Aim of the task:
Please report how many lines of the data include the word "arrow", with the number as the entire reply.

Stored data:
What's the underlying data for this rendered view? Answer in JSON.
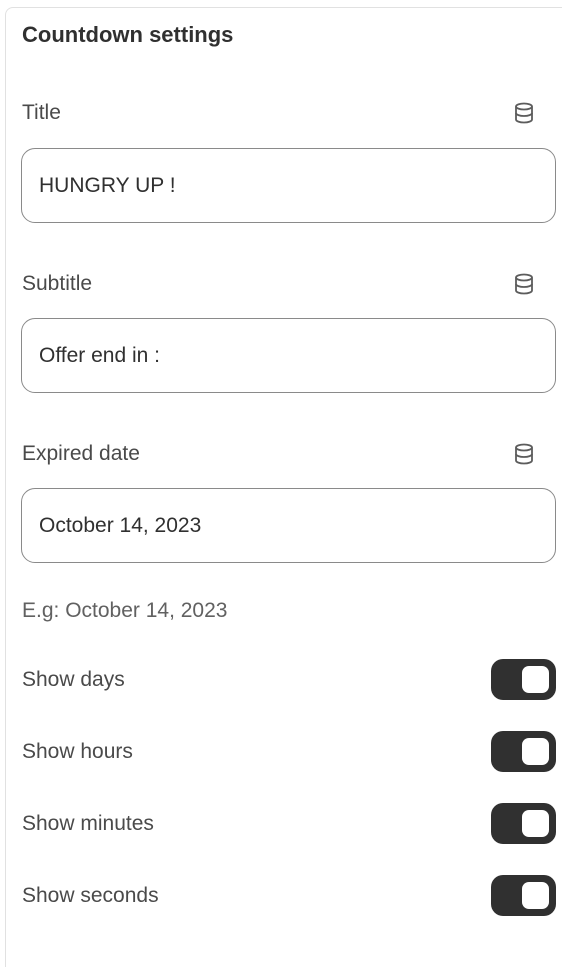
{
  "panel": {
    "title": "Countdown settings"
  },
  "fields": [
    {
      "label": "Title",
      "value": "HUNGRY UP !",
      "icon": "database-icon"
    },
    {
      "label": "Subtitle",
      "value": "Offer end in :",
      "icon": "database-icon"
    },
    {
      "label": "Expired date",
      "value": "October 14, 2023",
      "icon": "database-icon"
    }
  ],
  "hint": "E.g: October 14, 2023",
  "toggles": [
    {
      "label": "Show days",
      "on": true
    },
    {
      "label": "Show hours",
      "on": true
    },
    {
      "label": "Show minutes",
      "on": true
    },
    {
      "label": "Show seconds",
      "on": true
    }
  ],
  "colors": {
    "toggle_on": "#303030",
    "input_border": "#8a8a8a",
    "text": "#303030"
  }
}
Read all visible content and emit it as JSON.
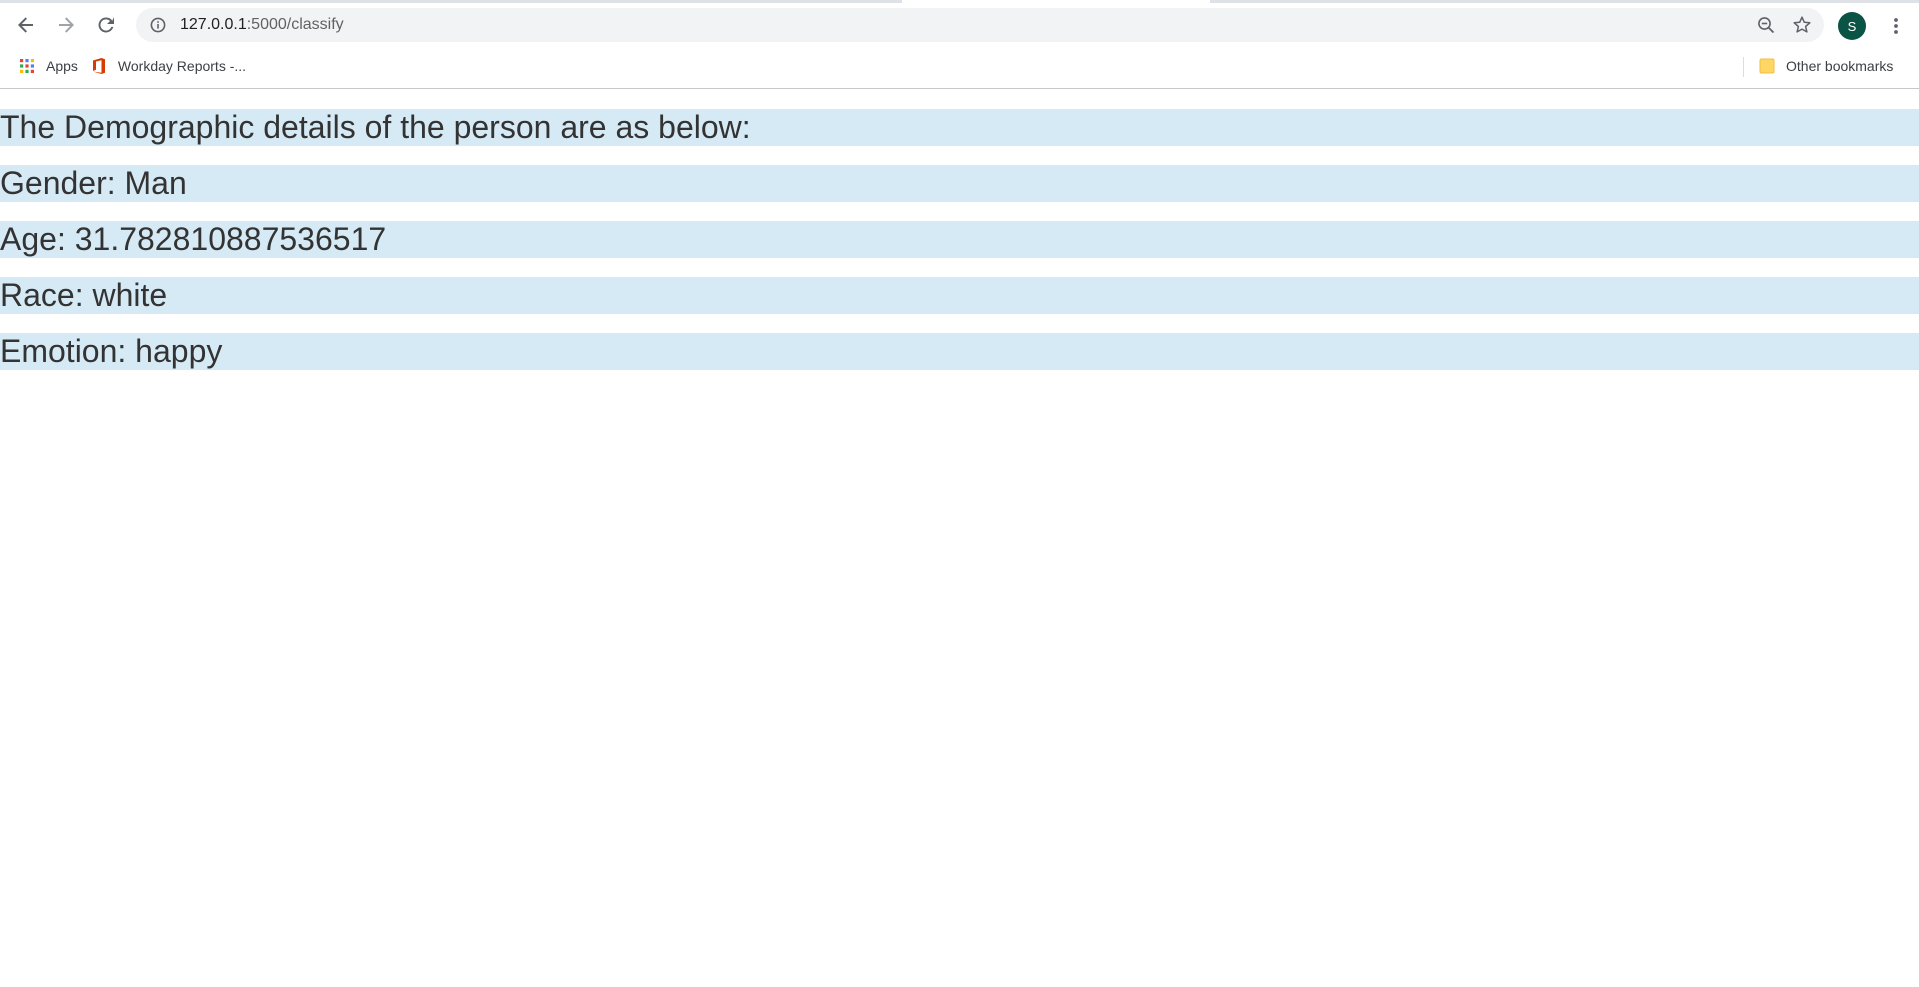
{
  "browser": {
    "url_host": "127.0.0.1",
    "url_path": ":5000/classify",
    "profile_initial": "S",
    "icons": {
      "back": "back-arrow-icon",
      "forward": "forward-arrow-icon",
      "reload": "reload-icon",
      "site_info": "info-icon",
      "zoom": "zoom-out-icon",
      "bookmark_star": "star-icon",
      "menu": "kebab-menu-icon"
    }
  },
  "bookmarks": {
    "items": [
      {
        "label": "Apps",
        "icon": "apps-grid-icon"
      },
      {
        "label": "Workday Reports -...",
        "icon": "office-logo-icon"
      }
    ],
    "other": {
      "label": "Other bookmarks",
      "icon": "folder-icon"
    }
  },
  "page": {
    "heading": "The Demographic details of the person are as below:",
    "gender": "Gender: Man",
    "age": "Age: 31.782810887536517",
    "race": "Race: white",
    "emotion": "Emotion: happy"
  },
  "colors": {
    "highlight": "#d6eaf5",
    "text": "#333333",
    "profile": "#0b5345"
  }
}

Solution to the problem:
2